The first publicly accessible electric vehicle (EV) charging station in Prescott is now available in the parking lot of SpringHill Suites by Marriott, 200 E. Sheldon in downtown Prescott. The unveiling and ribbon cutting ceremony took place on Thursday, July 30.

The ChargePoint charging station is a dual port system and will be capable of charging two vehicles simultaneously. In addition, a Tesla charging station was also installed. Similar to Apple, Tesla requires its own adapters and chargers for its products.

"I did some research and I found out fairly quickly that there wasn't any capability of charging an electric vehicle in Prescott or anywhere near," said Margo Christensen, vice president of marketing and public relations for SpringHill Suites.

Christensen is correct, according to Plugshare.com, an online EV charging station mapping resource. The next nearest publicly accessible charging stations are in Cordes Junction and Cottonwood.

"The charging stations will make Prescott a more desirable tourist destination for electric car owners," Prescott Mayor Marlin Kuykendall said. "Providing electric charging stations is another opportunity for the private sector to invest in and improve the local economy."

About a dozen businesses in Yavapai County offer public access to designated areas where EVs can plug in, but most consist of specialty wall outlets that only put out the standard resident electricity service rate of either 110 volts or 120 volts. Official EV charging stations put out at least double that voltage. The ChargePoint station at SpringHill Suites puts out 240V.

A 2015 Nissan Leaf takes 21 hours to charge at 110V and only four hours to charge at 220V, according to Nissan's website. The Leaf can go about 84 miles before having to be charged up.

Similar figures apply for the 2015 BMW i3, which has an 80 mile range, takes 10 hours to charge at 110V and three hours to charge at 220V.

These times and mileages range drastically depending on the make and model. A 2015 Telsa Model S, for example, can take up to 81 hours to charge at 110V and 10 to 12 hours at 220V, but can go without charging for as much as 253 miles.

Some Tesla charging stations are called Supercharger stations. These stations can fill up a Model S in a matter of minutes rather than hours because they deliver up to 120 kilowatts of direct current (DC) power directly to the battery, instead of the typical process of converting alternating current (AC) from a wall charger to DC that's stored in the battery. Cordes Junction has a super charging station.

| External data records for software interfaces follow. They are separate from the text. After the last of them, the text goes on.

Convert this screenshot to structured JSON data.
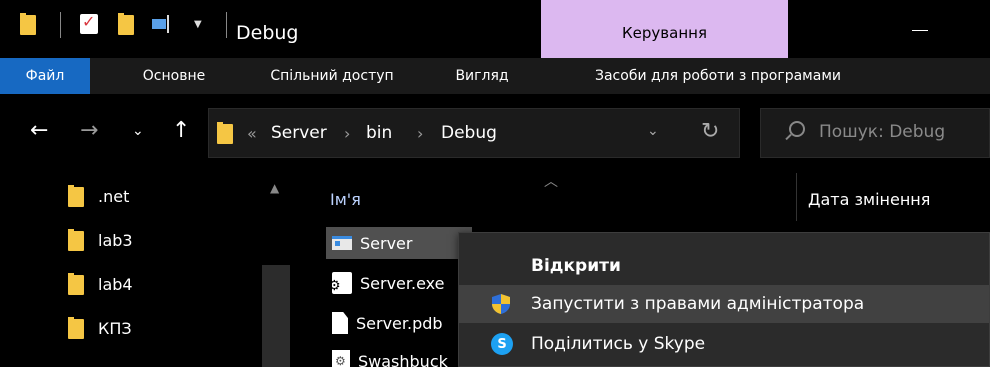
{
  "window": {
    "title": "Debug",
    "manage_tab": "Керування"
  },
  "ribbon": {
    "tabs": [
      {
        "label": "Файл"
      },
      {
        "label": "Основне"
      },
      {
        "label": "Спільний доступ"
      },
      {
        "label": "Вигляд"
      },
      {
        "label": "Засоби для роботи з програмами"
      }
    ]
  },
  "address": {
    "overflow": "«",
    "crumbs": [
      "Server",
      "bin",
      "Debug"
    ],
    "sep": "›"
  },
  "search": {
    "placeholder": "Пошук: Debug"
  },
  "navpane": {
    "items": [
      {
        "label": ".net",
        "icon": "folder-icon"
      },
      {
        "label": "lab3",
        "icon": "folder-icon"
      },
      {
        "label": "lab4",
        "icon": "folder-icon"
      },
      {
        "label": "КПЗ",
        "icon": "folder-icon"
      }
    ]
  },
  "filelist": {
    "columns": {
      "name": "Ім'я",
      "date": "Дата змінення"
    },
    "files": [
      {
        "label": "Server",
        "icon": "application-icon"
      },
      {
        "label": "Server.exe",
        "icon": "config-file-icon"
      },
      {
        "label": "Server.pdb",
        "icon": "document-icon"
      },
      {
        "label": "Swashbuck",
        "icon": "dll-file-icon"
      }
    ]
  },
  "context_menu": {
    "items": [
      {
        "label": "Відкрити"
      },
      {
        "label": "Запустити з правами адміністратора",
        "icon": "uac-shield-icon"
      },
      {
        "label": "Поділитись у Skype",
        "icon": "skype-icon"
      }
    ],
    "skype_glyph": "S"
  },
  "colors": {
    "accent": "#1769c2",
    "manage_tab": "#dcb8f0",
    "selection": "#505050",
    "menu_bg": "#2b2b2b",
    "menu_hover": "#414141"
  }
}
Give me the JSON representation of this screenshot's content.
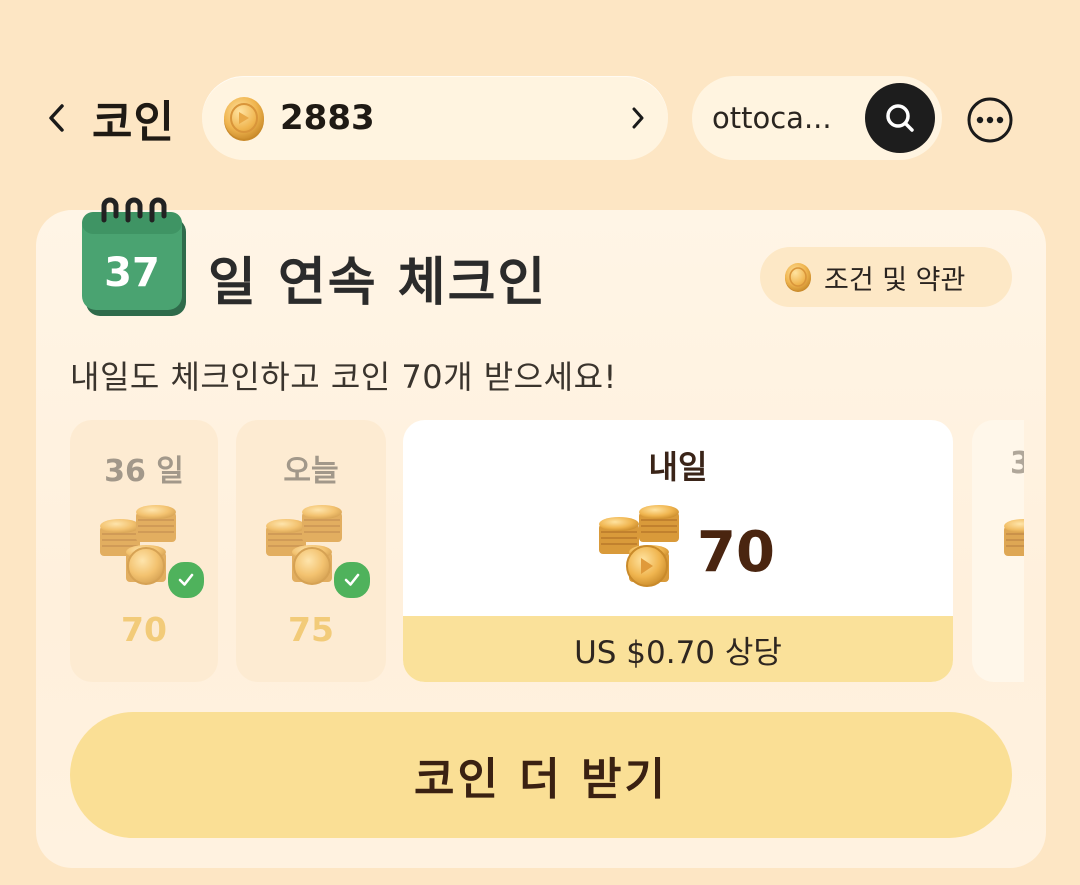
{
  "header": {
    "back_icon": "chevron-left-icon",
    "title": "코인",
    "balance": "2883",
    "user_name": "ottoca...",
    "search_icon": "search-icon",
    "more_icon": "more-horizontal-icon"
  },
  "checkin": {
    "streak_days": "37",
    "title": "일 연속 체크인",
    "terms_label": "조건 및 약관",
    "subtitle": "내일도 체크인하고 코인 70개 받으세요!",
    "days": [
      {
        "label": "36 일",
        "value": "70",
        "claimed": true
      },
      {
        "label": "오늘",
        "value": "75",
        "claimed": true
      }
    ],
    "tomorrow": {
      "label": "내일",
      "value": "70",
      "usd": "US $0.70 상당"
    },
    "next_peek_label": "3"
  },
  "cta_label": "코인 더 받기",
  "colors": {
    "background": "#fde6c4",
    "coin_gold": "#e8a73c",
    "check_green": "#4fb25c",
    "cta_yellow": "#fadf95",
    "calendar_green": "#4aa371"
  }
}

The station at SpringHill Suites (which cost the operating company Ponderosa Hotel Management Services, LLC, about $7,000 to install) will be available 24 hours a day, seven days a week for anyone to use and will be free of charge through the end of August. After that, there will be a fee of about $1.50 per hour of charging for the general public, and overnight guests at SpringHill Suites will receive free charging included with their overnight stay. The Tesla station is free no matter what.

Depending on the owner of the station, pricing for hourly use in Arizona ranges from free to about $2.

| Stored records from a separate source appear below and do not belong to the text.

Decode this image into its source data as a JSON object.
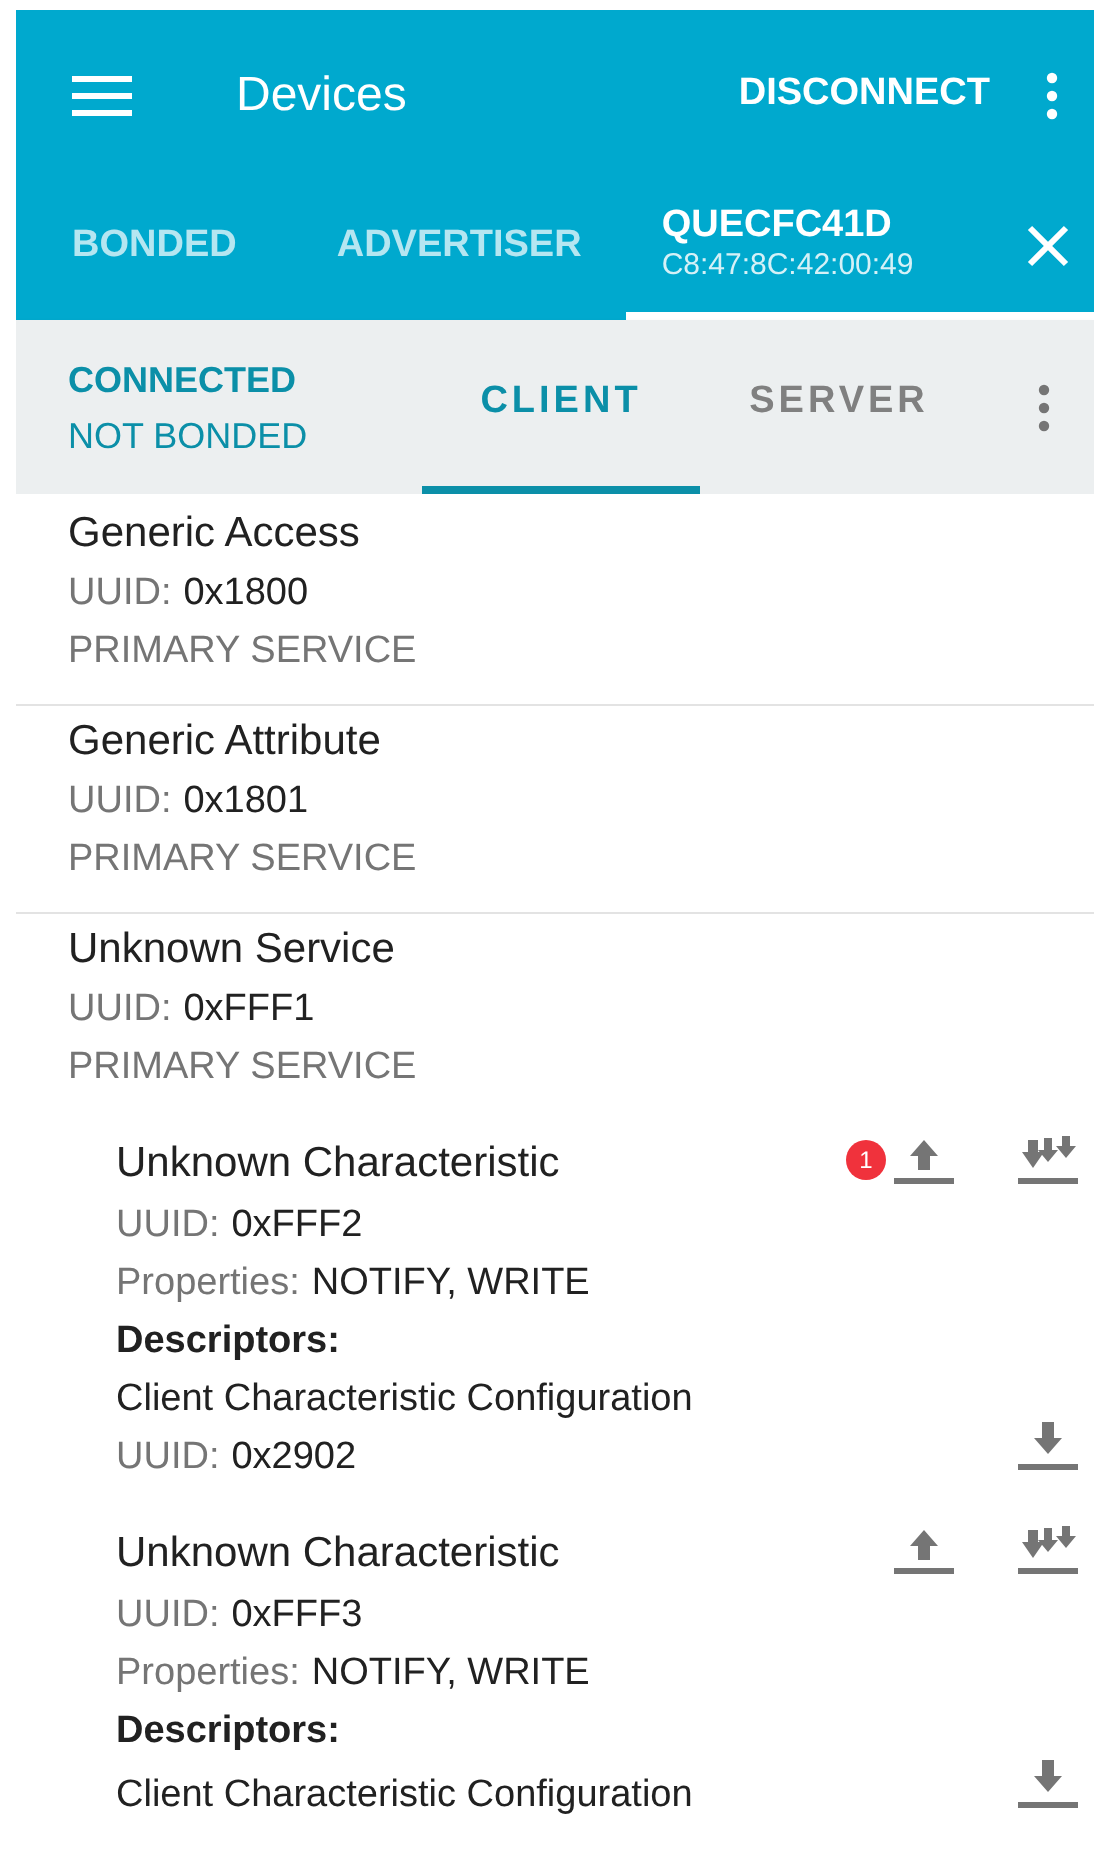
{
  "app_bar": {
    "title": "Devices",
    "action": "DISCONNECT"
  },
  "device_tabs": [
    {
      "label": "BONDED",
      "selected": false
    },
    {
      "label": "ADVERTISER",
      "selected": false
    },
    {
      "label": "QUECFC41D",
      "subtitle": "C8:47:8C:42:00:49",
      "selected": true
    }
  ],
  "status": {
    "connection": "CONNECTED",
    "bond": "NOT BONDED"
  },
  "mode_tabs": [
    {
      "label": "CLIENT",
      "selected": true
    },
    {
      "label": "SERVER",
      "selected": false
    }
  ],
  "services": [
    {
      "name": "Generic Access",
      "uuid_label": "UUID:",
      "uuid": "0x1800",
      "type": "PRIMARY SERVICE"
    },
    {
      "name": "Generic Attribute",
      "uuid_label": "UUID:",
      "uuid": "0x1801",
      "type": "PRIMARY SERVICE"
    },
    {
      "name": "Unknown Service",
      "uuid_label": "UUID:",
      "uuid": "0xFFF1",
      "type": "PRIMARY SERVICE",
      "characteristics": [
        {
          "name": "Unknown Characteristic",
          "badge": "1",
          "uuid_label": "UUID:",
          "uuid": "0xFFF2",
          "properties_label": "Properties:",
          "properties": "NOTIFY, WRITE",
          "descriptors_label": "Descriptors:",
          "descriptors": [
            {
              "name": "Client Characteristic Configuration",
              "uuid_label": "UUID:",
              "uuid": "0x2902"
            }
          ]
        },
        {
          "name": "Unknown Characteristic",
          "uuid_label": "UUID:",
          "uuid": "0xFFF3",
          "properties_label": "Properties:",
          "properties": "NOTIFY, WRITE",
          "descriptors_label": "Descriptors:",
          "descriptors": [
            {
              "name": "Client Characteristic Configuration"
            }
          ]
        }
      ]
    }
  ]
}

Many of the stations in Phoenix and surrounding areas are owned by Blink, a nationwide provider of EV charging services. Blink charges $1 per hour to consumers with a Blink membership and $2 to those without.

Independent businesses in other parts of the state charge according to what the market permits in their area. For example, Pines Motel in Cottonwood charges $1.25 per hour for Telsa charging and $1 per hour for all other EVs.

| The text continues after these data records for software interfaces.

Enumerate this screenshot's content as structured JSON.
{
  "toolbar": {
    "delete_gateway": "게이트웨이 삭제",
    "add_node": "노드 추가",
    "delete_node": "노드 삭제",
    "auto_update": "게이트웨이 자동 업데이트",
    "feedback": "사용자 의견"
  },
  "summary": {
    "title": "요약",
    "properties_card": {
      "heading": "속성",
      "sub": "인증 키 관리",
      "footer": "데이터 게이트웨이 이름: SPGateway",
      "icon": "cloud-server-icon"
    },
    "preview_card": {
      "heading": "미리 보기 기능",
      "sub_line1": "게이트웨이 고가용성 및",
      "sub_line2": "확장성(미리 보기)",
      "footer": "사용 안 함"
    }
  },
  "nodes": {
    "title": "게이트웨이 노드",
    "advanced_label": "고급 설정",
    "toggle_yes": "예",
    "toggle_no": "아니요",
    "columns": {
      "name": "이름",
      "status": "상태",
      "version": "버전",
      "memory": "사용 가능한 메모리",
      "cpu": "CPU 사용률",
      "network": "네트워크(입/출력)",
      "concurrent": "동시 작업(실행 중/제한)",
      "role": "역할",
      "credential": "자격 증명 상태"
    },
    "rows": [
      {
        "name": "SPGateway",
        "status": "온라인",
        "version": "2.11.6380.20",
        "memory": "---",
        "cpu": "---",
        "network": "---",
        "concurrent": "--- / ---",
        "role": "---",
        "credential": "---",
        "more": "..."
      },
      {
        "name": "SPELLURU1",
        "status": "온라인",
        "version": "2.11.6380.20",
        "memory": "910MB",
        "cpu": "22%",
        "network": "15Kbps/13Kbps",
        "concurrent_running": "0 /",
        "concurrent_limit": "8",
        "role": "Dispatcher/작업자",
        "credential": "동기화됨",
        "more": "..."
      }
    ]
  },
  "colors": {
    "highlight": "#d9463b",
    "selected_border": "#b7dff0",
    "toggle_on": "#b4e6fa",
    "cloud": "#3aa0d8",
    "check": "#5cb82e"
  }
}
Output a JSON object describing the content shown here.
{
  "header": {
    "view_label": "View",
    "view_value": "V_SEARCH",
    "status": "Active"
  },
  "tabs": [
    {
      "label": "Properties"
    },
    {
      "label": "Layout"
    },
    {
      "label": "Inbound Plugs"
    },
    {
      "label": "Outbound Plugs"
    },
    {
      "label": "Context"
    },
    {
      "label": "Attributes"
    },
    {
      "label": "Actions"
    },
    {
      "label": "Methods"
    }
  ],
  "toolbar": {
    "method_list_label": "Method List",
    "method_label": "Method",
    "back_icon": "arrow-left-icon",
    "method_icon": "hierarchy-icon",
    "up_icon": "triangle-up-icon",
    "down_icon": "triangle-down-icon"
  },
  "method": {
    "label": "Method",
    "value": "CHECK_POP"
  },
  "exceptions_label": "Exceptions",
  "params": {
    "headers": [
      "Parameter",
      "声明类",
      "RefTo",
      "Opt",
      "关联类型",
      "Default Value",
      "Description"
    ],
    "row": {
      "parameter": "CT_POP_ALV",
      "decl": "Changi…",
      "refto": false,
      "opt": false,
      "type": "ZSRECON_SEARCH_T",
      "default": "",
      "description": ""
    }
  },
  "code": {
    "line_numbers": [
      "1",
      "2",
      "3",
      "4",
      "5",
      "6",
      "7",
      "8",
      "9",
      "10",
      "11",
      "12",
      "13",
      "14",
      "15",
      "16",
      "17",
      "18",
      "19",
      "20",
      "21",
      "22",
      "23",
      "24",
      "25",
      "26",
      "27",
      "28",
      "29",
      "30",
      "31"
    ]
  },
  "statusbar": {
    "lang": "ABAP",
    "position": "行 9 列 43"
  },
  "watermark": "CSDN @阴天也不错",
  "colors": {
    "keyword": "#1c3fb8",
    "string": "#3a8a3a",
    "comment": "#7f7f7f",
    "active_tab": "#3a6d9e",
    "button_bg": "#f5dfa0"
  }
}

"That is what the company [Eaton] told us to charge," said Martha Bruening, manager at Pines Motel.

On the other hand, quite a few businesses - especially those with only a wall outlet available for use - often allow cars to hook up for free.

The SpringHill Suites location will be listed on the Chargepoint website and will also be listed on all electric vehicle navigation systems so that drivers can easily find the Prescott location. Other websites such as the Arizona Office of Tourism and Marrriott.com will be adding the Prescott location.

Follow Max Efrein on Twitter @mefrein. Reach him at 928-445-3333 ext. 1105, or 928-642-7864.